Mumu – as she was called by the fellow Africans captured from the areas between Upper Guinea and the Winward Coast which is now home to countries like Serria Leone, Ivory Coast, Guinea and Ghana – was part of the lucky enslaved people who made it back to the shores of Africa thanks to the West African Squadron set up by the Royal Navy to help end slavery in Africa which was still thriving despite the abolishment of the trade in 1807.
Although she was called Mumu which has come to be written as her African name, it is worthy to clarify that Mumu is not an actual name but a vernacular word which originates from Nigeria among the Yoruba to define a person who is deaf or dumb. Over the years, it has become a West African terminology especially in countries along the coast.

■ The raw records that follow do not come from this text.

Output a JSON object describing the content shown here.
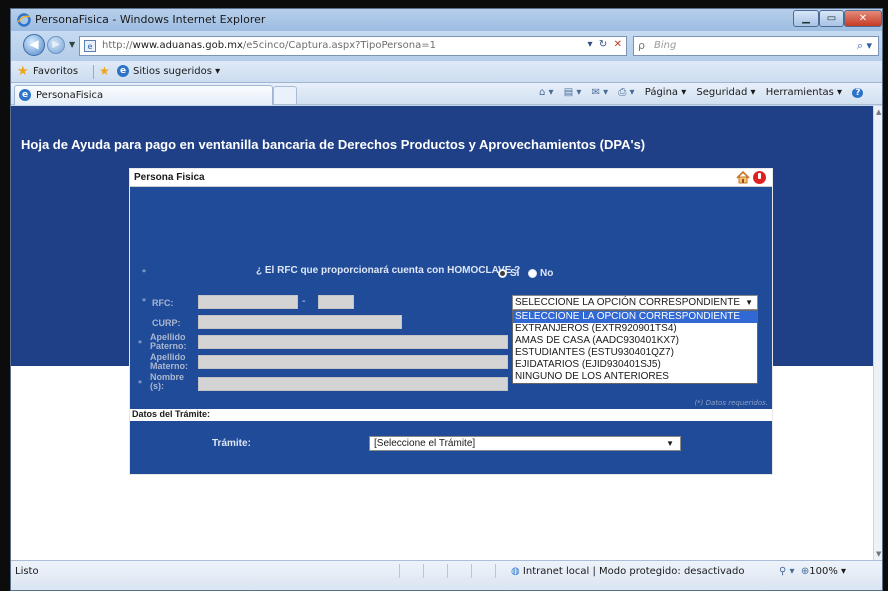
{
  "window": {
    "title": "PersonaFisica - Windows Internet Explorer",
    "minimize_label": "▁",
    "maximize_label": "▭",
    "close_label": "✕"
  },
  "address": {
    "url_prefix": "http://",
    "url_host": "www.aduanas.gob.mx",
    "url_path": "/e5cinco/Captura.aspx?TipoPersona=1",
    "search_placeholder": "Bing"
  },
  "favorites": {
    "label": "Favoritos",
    "suggested": "Sitios sugeridos ▾"
  },
  "tab": {
    "title": "PersonaFisica"
  },
  "command_bar": {
    "page": "Página ▾",
    "security": "Seguridad ▾",
    "tools": "Herramientas ▾"
  },
  "page": {
    "heading": "Hoja de Ayuda para pago en ventanilla bancaria de Derechos Productos y Aprovechamientos (DPA's)",
    "panel_title": "Persona Fisica",
    "homoclave_question": "¿ El RFC que proporcionará cuenta con HOMOCLAVE ?",
    "radio_yes": "Si",
    "radio_no": "No",
    "labels": {
      "rfc": "RFC:",
      "curp": "CURP:",
      "apellido_paterno_1": "Apellido",
      "apellido_paterno_2": "Paterno:",
      "apellido_materno_1": "Apellido",
      "apellido_materno_2": "Materno:",
      "nombre_1": "Nombre",
      "nombre_2": "(s):"
    },
    "rfc_dash": "-",
    "rfc_select_value": "SELECCIONE LA OPCIÓN CORRESPONDIENTE",
    "rfc_options": [
      "SELECCIONE LA OPCION CORRESPONDIENTE",
      "EXTRANJEROS (EXTR920901TS4)",
      "AMAS DE CASA (AADC930401KX7)",
      "ESTUDIANTES (ESTU930401QZ7)",
      "EJIDATARIOS (EJID930401SJ5)",
      "NINGUNO DE LOS ANTERIORES"
    ],
    "required_note": "(*) Datos requeridos.",
    "tramite_section": "Datos del Trámite:",
    "tramite_label": "Trámite:",
    "tramite_select_value": "[Seleccione el Trámite]"
  },
  "status": {
    "left": "Listo",
    "zone": "Intranet local | Modo protegido: desactivado",
    "zoom": "100%"
  }
}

What makes Mumu special is the fact that she was a deaf 12-year-old girl traumatized not only by the experience of being captured and forced onto a ship but also by seeing her father, who was also captured, being killed in front of her. Her delicate condition greatly moved the British cruiser who remains unknown to take care of her.
After being rescued, Mumu was returned to Serria Leone but could not be taken to her home. She was taken to Charlotte in Serra Leone which was a
developing settlement along the coast and enrolled in a school that the government established and put under the Church Missionary Society to educate freed girls who had been saved from slavery but displaced. Several of the girls came from other parts of West Africa and it was hard to trace their homes.
Mumu exhibited great skill and intelligence while in school but her deafness made it hard to cope. Luckily for her, her intelligence gained the attention of the Bath Deaf and Dumb Institution in the United Kingdom and in 1853, at the age of 15 she was taken to England to continue her education.
While in England, she coped well and adjusted very fast excelling in her academics and started preparing for Baptism to become a Christian at her own will. When Mumu was almost 20, she was baptized into Christianity by the church and given the Christian name Annie Jane.
Although she died at the age of 28 after a short illness in May of 1866, Annie Jane became a missionary and prayed fervently for her mother in Sierra Leone and her father as well, that the two be accepted by God.
A few years before her death, Annie Jane moved to Islington to offer herself to the Church Missionary College and its church but later moved back to the Bath institute until her death.
She never returned to Sierra Leone but according to an article on ucl.ac.uk, the marks on her face were proof that she was from a particular tribe from Sierra Leone which was along the coast.